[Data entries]
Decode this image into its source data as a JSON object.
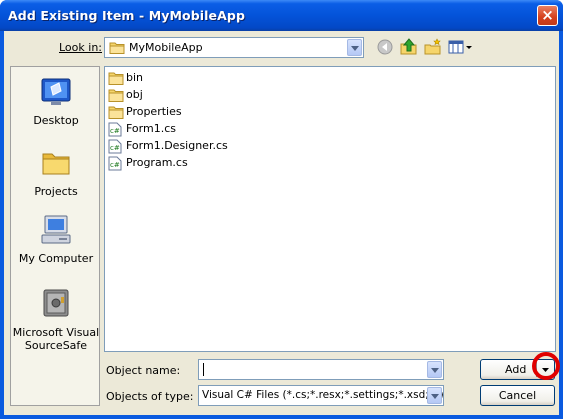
{
  "window": {
    "title": "Add Existing Item - MyMobileApp",
    "close_label": "×"
  },
  "toolbar": {
    "lookin_label": "Look in:",
    "lookin_value": "MyMobileApp",
    "icons": [
      "back-icon",
      "up-folder-icon",
      "new-folder-icon",
      "views-menu-icon"
    ]
  },
  "places": [
    {
      "label": "Desktop",
      "icon": "desktop-icon"
    },
    {
      "label": "Projects",
      "icon": "folder-icon"
    },
    {
      "label": "My Computer",
      "icon": "computer-icon"
    },
    {
      "label": "Microsoft Visual SourceSafe",
      "icon": "sourcesafe-icon"
    }
  ],
  "files": [
    {
      "name": "bin",
      "type": "folder"
    },
    {
      "name": "obj",
      "type": "folder"
    },
    {
      "name": "Properties",
      "type": "folder"
    },
    {
      "name": "Form1.cs",
      "type": "cs-file"
    },
    {
      "name": "Form1.Designer.cs",
      "type": "cs-file"
    },
    {
      "name": "Program.cs",
      "type": "cs-file"
    }
  ],
  "bottom": {
    "object_name_label": "Object name:",
    "object_name_value": "",
    "object_type_label": "Objects of type:",
    "object_type_value": "Visual C# Files (*.cs;*.resx;*.settings;*.xsd;*.wsc",
    "add_label": "Add",
    "cancel_label": "Cancel"
  },
  "colors": {
    "highlight_circle": "#e00000",
    "title_bar": "#0453d9"
  }
}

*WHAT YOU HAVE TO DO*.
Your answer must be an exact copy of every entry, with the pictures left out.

*YOUR RESPONSE*.
Decode this image into its source data as a JSON object.
{
  "window": {
    "title": "Add Existing Item - MyMobileApp",
    "close_label": "×"
  },
  "toolbar": {
    "lookin_label": "Look in:",
    "lookin_value": "MyMobileApp",
    "icons": [
      "back-icon",
      "up-folder-icon",
      "new-folder-icon",
      "views-menu-icon"
    ]
  },
  "places": [
    {
      "label": "Desktop",
      "icon": "desktop-icon"
    },
    {
      "label": "Projects",
      "icon": "folder-icon"
    },
    {
      "label": "My Computer",
      "icon": "computer-icon"
    },
    {
      "label": "Microsoft Visual SourceSafe",
      "icon": "sourcesafe-icon"
    }
  ],
  "files": [
    {
      "name": "bin",
      "type": "folder"
    },
    {
      "name": "obj",
      "type": "folder"
    },
    {
      "name": "Properties",
      "type": "folder"
    },
    {
      "name": "Form1.cs",
      "type": "cs-file"
    },
    {
      "name": "Form1.Designer.cs",
      "type": "cs-file"
    },
    {
      "name": "Program.cs",
      "type": "cs-file"
    }
  ],
  "bottom": {
    "object_name_label": "Object name:",
    "object_name_value": "",
    "object_type_label": "Objects of type:",
    "object_type_value": "Visual C# Files (*.cs;*.resx;*.settings;*.xsd;*.wsc",
    "add_label": "Add",
    "cancel_label": "Cancel"
  },
  "colors": {
    "highlight_circle": "#e00000",
    "title_bar": "#0453d9"
  }
}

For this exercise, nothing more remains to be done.